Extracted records
_____
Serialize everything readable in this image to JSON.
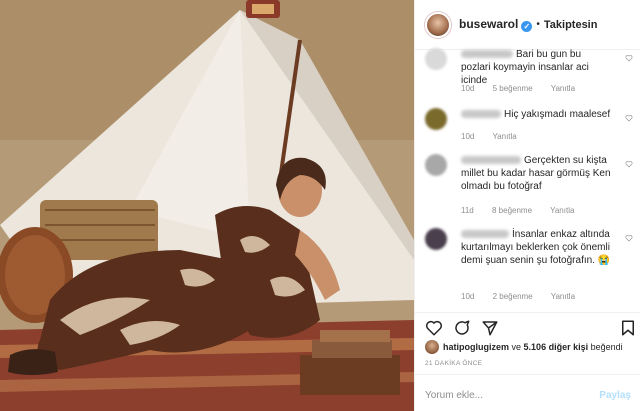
{
  "post": {
    "username": "busewarol",
    "verified_mark": "✓",
    "separator": "•",
    "follow_label": "Takiptesin"
  },
  "comments": [
    {
      "text": "Bari bu gun bu pozlari koymayin insanlar aci icinde",
      "age": "10d",
      "likes": "5 beğenme",
      "reply": "Yanıtla",
      "avatar_color": "#d9d9d9"
    },
    {
      "text": "Hiç yakışmadı maalesef",
      "age": "10d",
      "likes": "",
      "reply": "Yanıtla",
      "avatar_color": "#7a6a2c"
    },
    {
      "text": "Gerçekten su kiştа millet bu kadar hasar görmüş Ken olmadı bu fotoğraf",
      "age": "11d",
      "likes": "8 beğenme",
      "reply": "Yanıtla",
      "avatar_color": "#a8a8a8"
    },
    {
      "text": "İnsanlar enkaz altında kurtarılmayı beklerken çok önemli demi şuan senin şu fotoğrafın. 😭",
      "age": "10d",
      "likes": "2 beğenme",
      "reply": "Yanıtla",
      "avatar_color": "#4a3f4d"
    }
  ],
  "liked_by": {
    "user": "hatipoglugizem",
    "connector": "ve",
    "others": "5.106 diğer kişi",
    "suffix": "beğendi"
  },
  "timestamp": "21 DAKİKA ÖNCE",
  "comment_box": {
    "placeholder": "Yorum ekle...",
    "post_label": "Paylaş"
  },
  "icons": [
    "heart-icon",
    "comment-icon",
    "share-icon",
    "bookmark-icon",
    "verified-icon"
  ],
  "colors": {
    "link_blue": "#3897f0",
    "muted": "#8e8e8e",
    "border": "#efefef"
  }
}
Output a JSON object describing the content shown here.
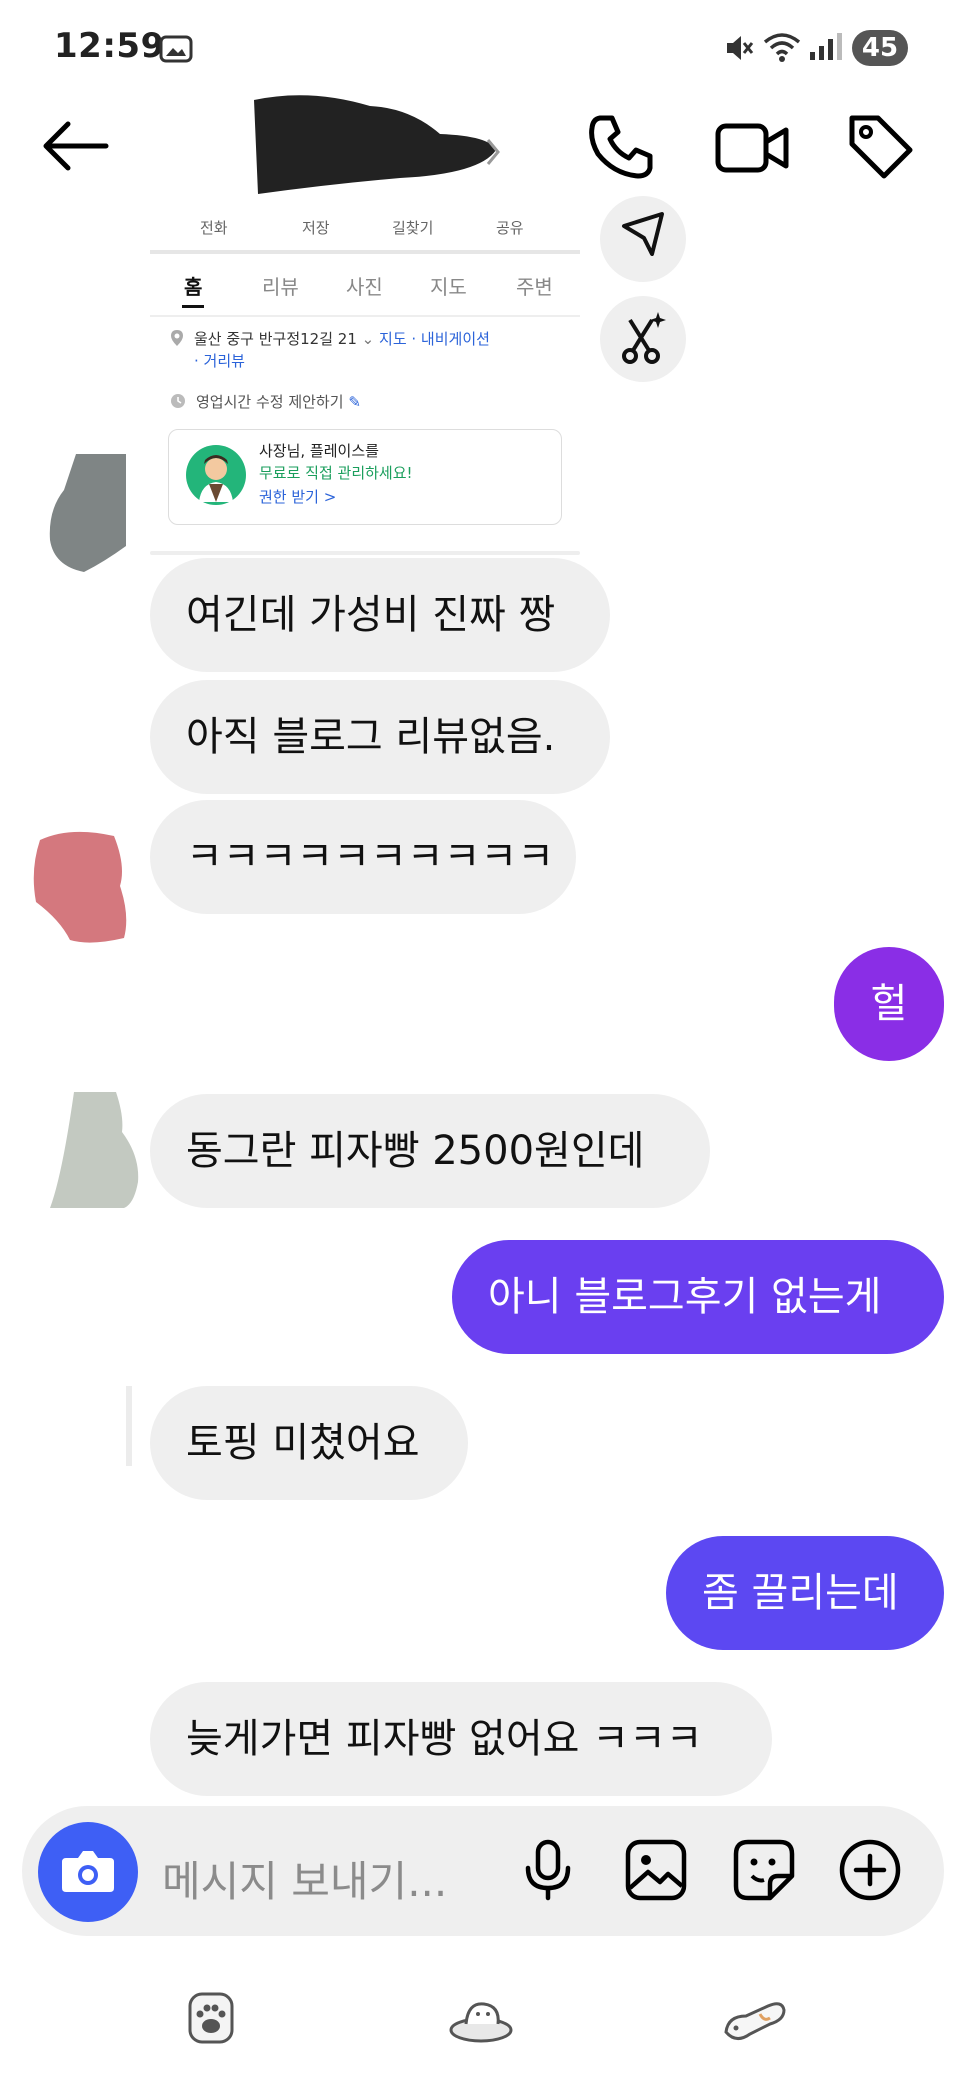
{
  "status_bar": {
    "time": "12:59",
    "battery": "45"
  },
  "place_card": {
    "top_tabs": [
      "전화",
      "저장",
      "길찾기",
      "공유"
    ],
    "tabs": [
      "홈",
      "리뷰",
      "사진",
      "지도",
      "주변"
    ],
    "address": "울산 중구 반구정12길 21",
    "address_links": "지도 · 내비게이션",
    "address_link2": "· 거리뷰",
    "hours_text": "영업시간 수정 제안하기",
    "promo_line1": "사장님, 플레이스를",
    "promo_line2": "무료로 직접 관리하세요!",
    "promo_link": "권한 받기 >"
  },
  "messages": [
    {
      "side": "in",
      "text": "여긴데 가성비 진짜 짱"
    },
    {
      "side": "in",
      "text": "아직 블로그 리뷰없음."
    },
    {
      "side": "in",
      "text": "ㅋㅋㅋㅋㅋㅋㅋㅋㅋㅋ"
    },
    {
      "side": "out",
      "text": "헐"
    },
    {
      "side": "in",
      "text": "동그란 피자빵 2500원인데"
    },
    {
      "side": "out",
      "text": "아니 블로그후기 없는게"
    },
    {
      "side": "in",
      "text": "토핑 미쳤어요"
    },
    {
      "side": "out",
      "text": "좀 끌리는데"
    },
    {
      "side": "in",
      "text": "늦게가면 피자빵 없어요 ㅋㅋㅋ"
    }
  ],
  "composer": {
    "placeholder": "메시지 보내기..."
  },
  "colors": {
    "incoming_bubble": "#efefef",
    "outgoing_purple": "#8a2ee6",
    "outgoing_violet": "#6a3ff0",
    "outgoing_blue": "#5c48f2",
    "camera_button": "#3e5ff5"
  },
  "icons": {
    "header": [
      "back-arrow-icon",
      "phone-icon",
      "video-camera-icon",
      "tag-icon"
    ],
    "composer": [
      "camera-icon",
      "microphone-icon",
      "image-icon",
      "sticker-icon",
      "plus-circle-icon"
    ],
    "nav": [
      "paw-icon",
      "dog-bed-icon",
      "dog-icon"
    ]
  }
}
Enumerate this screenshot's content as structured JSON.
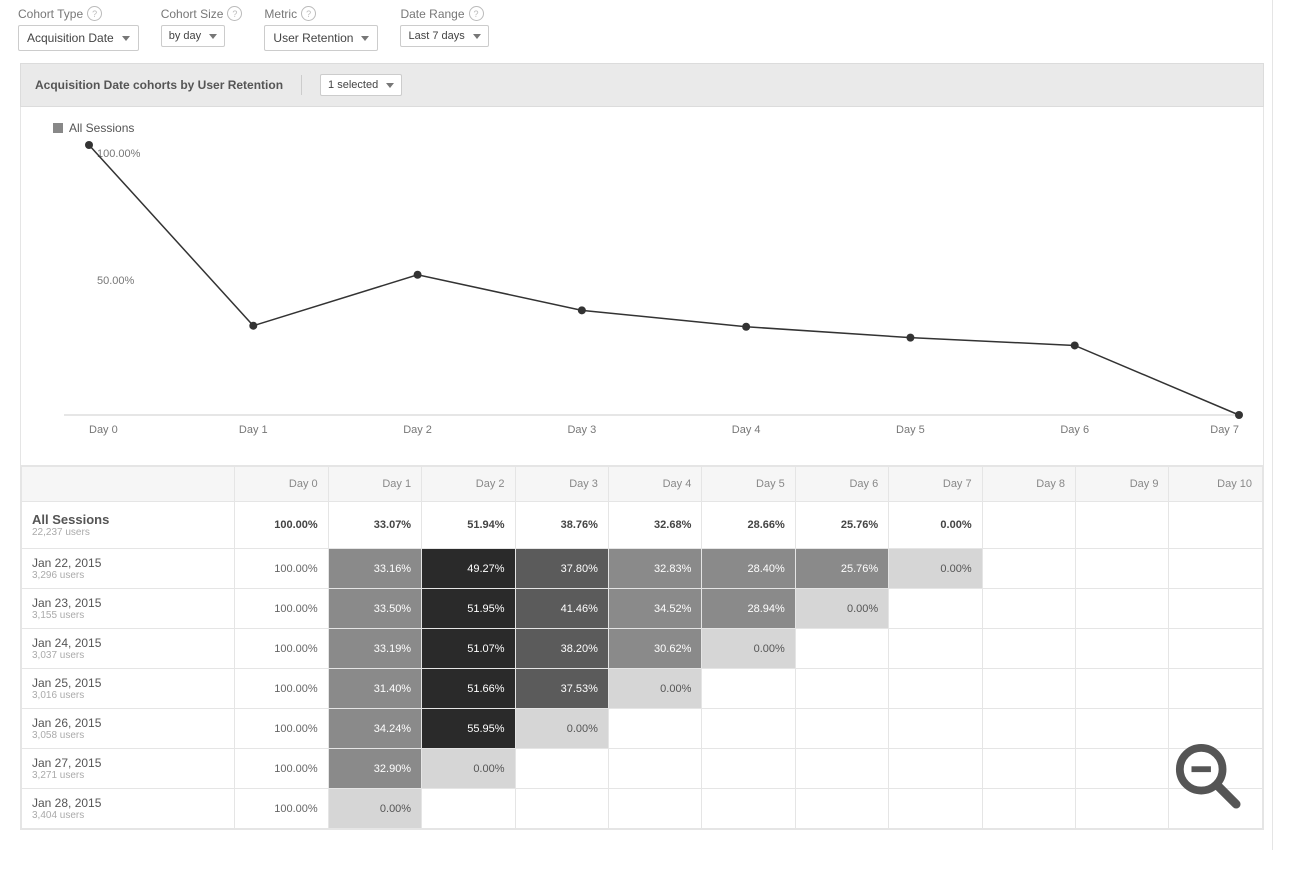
{
  "filters": {
    "cohort_type": {
      "label": "Cohort Type",
      "value": "Acquisition Date"
    },
    "cohort_size": {
      "label": "Cohort Size",
      "value": "by day"
    },
    "metric": {
      "label": "Metric",
      "value": "User Retention"
    },
    "date_range": {
      "label": "Date Range",
      "value": "Last 7 days"
    }
  },
  "report": {
    "title": "Acquisition Date cohorts by User Retention",
    "selector": "1 selected"
  },
  "legend": "All Sessions",
  "chart_data": {
    "type": "line",
    "title": "",
    "xlabel": "",
    "ylabel": "",
    "ylim": [
      0,
      100
    ],
    "y_ticks": [
      "100.00%",
      "50.00%"
    ],
    "categories": [
      "Day 0",
      "Day 1",
      "Day 2",
      "Day 3",
      "Day 4",
      "Day 5",
      "Day 6",
      "Day 7"
    ],
    "series": [
      {
        "name": "All Sessions",
        "values": [
          100.0,
          33.07,
          51.94,
          38.76,
          32.68,
          28.66,
          25.76,
          0.0
        ]
      }
    ]
  },
  "table": {
    "headers": [
      "",
      "Day 0",
      "Day 1",
      "Day 2",
      "Day 3",
      "Day 4",
      "Day 5",
      "Day 6",
      "Day 7",
      "Day 8",
      "Day 9",
      "Day 10"
    ],
    "summary": {
      "title": "All Sessions",
      "sub": "22,237 users",
      "cells": [
        "100.00%",
        "33.07%",
        "51.94%",
        "38.76%",
        "32.68%",
        "28.66%",
        "25.76%",
        "0.00%",
        "",
        "",
        ""
      ]
    },
    "rows": [
      {
        "title": "Jan 22, 2015",
        "sub": "3,296 users",
        "cells": [
          "100.00%",
          "33.16%",
          "49.27%",
          "37.80%",
          "32.83%",
          "28.40%",
          "25.76%",
          "0.00%",
          "",
          "",
          ""
        ]
      },
      {
        "title": "Jan 23, 2015",
        "sub": "3,155 users",
        "cells": [
          "100.00%",
          "33.50%",
          "51.95%",
          "41.46%",
          "34.52%",
          "28.94%",
          "0.00%",
          "",
          "",
          "",
          ""
        ]
      },
      {
        "title": "Jan 24, 2015",
        "sub": "3,037 users",
        "cells": [
          "100.00%",
          "33.19%",
          "51.07%",
          "38.20%",
          "30.62%",
          "0.00%",
          "",
          "",
          "",
          "",
          ""
        ]
      },
      {
        "title": "Jan 25, 2015",
        "sub": "3,016 users",
        "cells": [
          "100.00%",
          "31.40%",
          "51.66%",
          "37.53%",
          "0.00%",
          "",
          "",
          "",
          "",
          "",
          ""
        ]
      },
      {
        "title": "Jan 26, 2015",
        "sub": "3,058 users",
        "cells": [
          "100.00%",
          "34.24%",
          "55.95%",
          "0.00%",
          "",
          "",
          "",
          "",
          "",
          "",
          ""
        ]
      },
      {
        "title": "Jan 27, 2015",
        "sub": "3,271 users",
        "cells": [
          "100.00%",
          "32.90%",
          "0.00%",
          "",
          "",
          "",
          "",
          "",
          "",
          "",
          ""
        ]
      },
      {
        "title": "Jan 28, 2015",
        "sub": "3,404 users",
        "cells": [
          "100.00%",
          "0.00%",
          "",
          "",
          "",
          "",
          "",
          "",
          "",
          "",
          ""
        ]
      }
    ]
  }
}
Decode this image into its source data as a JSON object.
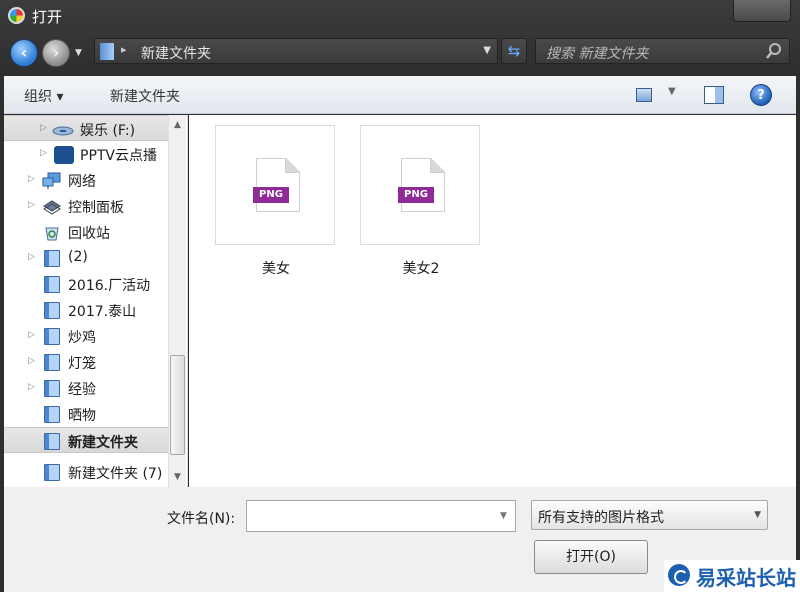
{
  "window": {
    "title": "打开"
  },
  "nav": {
    "address_path": "新建文件夹",
    "search_placeholder": "搜索 新建文件夹"
  },
  "toolbar": {
    "organize_label": "组织 ▾",
    "new_folder_label": "新建文件夹"
  },
  "sidebar": {
    "items": [
      {
        "label": "娱乐 (F:)",
        "icon": "drive-icon"
      },
      {
        "label": "PPTV云点播",
        "icon": "pptv-icon"
      },
      {
        "label": "网络",
        "icon": "network-icon"
      },
      {
        "label": "控制面板",
        "icon": "control-panel-icon"
      },
      {
        "label": "回收站",
        "icon": "recycle-bin-icon"
      },
      {
        "label": "(2)",
        "icon": "folder-icon"
      },
      {
        "label": "2016.厂活动",
        "icon": "folder-icon"
      },
      {
        "label": "2017.泰山",
        "icon": "folder-icon"
      },
      {
        "label": "炒鸡",
        "icon": "folder-icon"
      },
      {
        "label": "灯笼",
        "icon": "folder-icon"
      },
      {
        "label": "经验",
        "icon": "folder-icon"
      },
      {
        "label": "晒物",
        "icon": "folder-icon"
      },
      {
        "label": "新建文件夹",
        "icon": "folder-icon"
      },
      {
        "label": "新建文件夹 (7)",
        "icon": "folder-icon"
      }
    ]
  },
  "files": [
    {
      "name": "美女",
      "badge": "PNG"
    },
    {
      "name": "美女2",
      "badge": "PNG"
    }
  ],
  "bottom": {
    "filename_label": "文件名(N):",
    "filename_value": "",
    "filter_value": "所有支持的图片格式",
    "open_label": "打开(O)"
  },
  "watermark": {
    "text": "易采站长站"
  },
  "colors": {
    "accent": "#2a79d2",
    "png_badge": "#8e2b96"
  }
}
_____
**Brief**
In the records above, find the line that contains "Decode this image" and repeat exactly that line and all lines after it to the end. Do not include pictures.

**Output below**
Decode this image into its source data as a JSON object.
{
  "window": {
    "title": "打开"
  },
  "nav": {
    "address_path": "新建文件夹",
    "search_placeholder": "搜索 新建文件夹"
  },
  "toolbar": {
    "organize_label": "组织 ▾",
    "new_folder_label": "新建文件夹"
  },
  "sidebar": {
    "items": [
      {
        "label": "娱乐 (F:)",
        "icon": "drive-icon"
      },
      {
        "label": "PPTV云点播",
        "icon": "pptv-icon"
      },
      {
        "label": "网络",
        "icon": "network-icon"
      },
      {
        "label": "控制面板",
        "icon": "control-panel-icon"
      },
      {
        "label": "回收站",
        "icon": "recycle-bin-icon"
      },
      {
        "label": "(2)",
        "icon": "folder-icon"
      },
      {
        "label": "2016.厂活动",
        "icon": "folder-icon"
      },
      {
        "label": "2017.泰山",
        "icon": "folder-icon"
      },
      {
        "label": "炒鸡",
        "icon": "folder-icon"
      },
      {
        "label": "灯笼",
        "icon": "folder-icon"
      },
      {
        "label": "经验",
        "icon": "folder-icon"
      },
      {
        "label": "晒物",
        "icon": "folder-icon"
      },
      {
        "label": "新建文件夹",
        "icon": "folder-icon"
      },
      {
        "label": "新建文件夹 (7)",
        "icon": "folder-icon"
      }
    ]
  },
  "files": [
    {
      "name": "美女",
      "badge": "PNG"
    },
    {
      "name": "美女2",
      "badge": "PNG"
    }
  ],
  "bottom": {
    "filename_label": "文件名(N):",
    "filename_value": "",
    "filter_value": "所有支持的图片格式",
    "open_label": "打开(O)"
  },
  "watermark": {
    "text": "易采站长站"
  },
  "colors": {
    "accent": "#2a79d2",
    "png_badge": "#8e2b96"
  }
}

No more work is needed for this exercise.